BEGIN Data for analysis

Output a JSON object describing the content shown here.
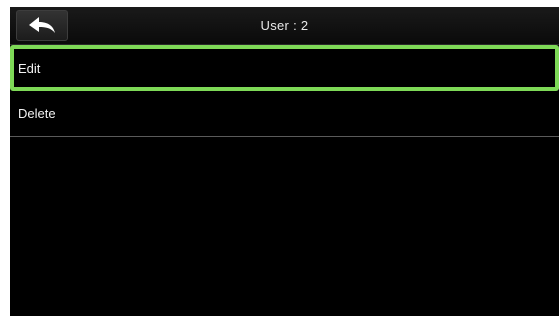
{
  "header": {
    "title": "User : 2",
    "back_icon": "back-arrow-icon"
  },
  "menu": {
    "items": [
      {
        "label": "Edit",
        "selected": true
      },
      {
        "label": "Delete",
        "selected": false
      }
    ]
  },
  "colors": {
    "background": "#000000",
    "selection_border": "#7ed957",
    "text": "#f2f2f2",
    "divider": "#5a5a5a"
  }
}
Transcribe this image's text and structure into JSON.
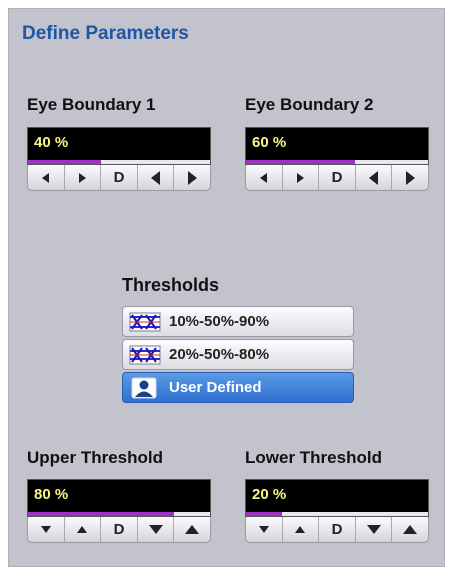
{
  "title": "Define Parameters",
  "eye_boundary_1": {
    "label": "Eye Boundary 1",
    "value": "40 %",
    "level_percent": 40
  },
  "eye_boundary_2": {
    "label": "Eye Boundary 2",
    "value": "60 %",
    "level_percent": 60
  },
  "thresholds": {
    "label": "Thresholds",
    "options": [
      {
        "label": "10%-50%-90%",
        "icon": "threshold-levels-icon",
        "selected": false
      },
      {
        "label": "20%-50%-80%",
        "icon": "threshold-levels-icon",
        "selected": false
      },
      {
        "label": "User Defined",
        "icon": "user-icon",
        "selected": true
      }
    ]
  },
  "upper_threshold": {
    "label": "Upper Threshold",
    "value": "80 %",
    "level_percent": 80
  },
  "lower_threshold": {
    "label": "Lower Threshold",
    "value": "20 %",
    "level_percent": 20
  },
  "stepper_default_label": "D",
  "colors": {
    "title": "#1f56a6",
    "panel_bg": "#c3c3cd",
    "value_text": "#f7f78a",
    "level_bar": "#a030c8",
    "selected_option": "#3b7fd8"
  }
}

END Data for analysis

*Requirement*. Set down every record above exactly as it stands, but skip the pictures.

*Exercise answer*.
Output a JSON object describing the content shown here.
{
  "header": {
    "title": "User : 2",
    "back_icon": "back-arrow-icon"
  },
  "menu": {
    "items": [
      {
        "label": "Edit",
        "selected": true
      },
      {
        "label": "Delete",
        "selected": false
      }
    ]
  },
  "colors": {
    "background": "#000000",
    "selection_border": "#7ed957",
    "text": "#f2f2f2",
    "divider": "#5a5a5a"
  }
}
Transcribe this image's text and structure into JSON.
{
  "title": "Define Parameters",
  "eye_boundary_1": {
    "label": "Eye Boundary 1",
    "value": "40 %",
    "level_percent": 40
  },
  "eye_boundary_2": {
    "label": "Eye Boundary 2",
    "value": "60 %",
    "level_percent": 60
  },
  "thresholds": {
    "label": "Thresholds",
    "options": [
      {
        "label": "10%-50%-90%",
        "icon": "threshold-levels-icon",
        "selected": false
      },
      {
        "label": "20%-50%-80%",
        "icon": "threshold-levels-icon",
        "selected": false
      },
      {
        "label": "User Defined",
        "icon": "user-icon",
        "selected": true
      }
    ]
  },
  "upper_threshold": {
    "label": "Upper Threshold",
    "value": "80 %",
    "level_percent": 80
  },
  "lower_threshold": {
    "label": "Lower Threshold",
    "value": "20 %",
    "level_percent": 20
  },
  "stepper_default_label": "D",
  "colors": {
    "title": "#1f56a6",
    "panel_bg": "#c3c3cd",
    "value_text": "#f7f78a",
    "level_bar": "#a030c8",
    "selected_option": "#3b7fd8"
  }
}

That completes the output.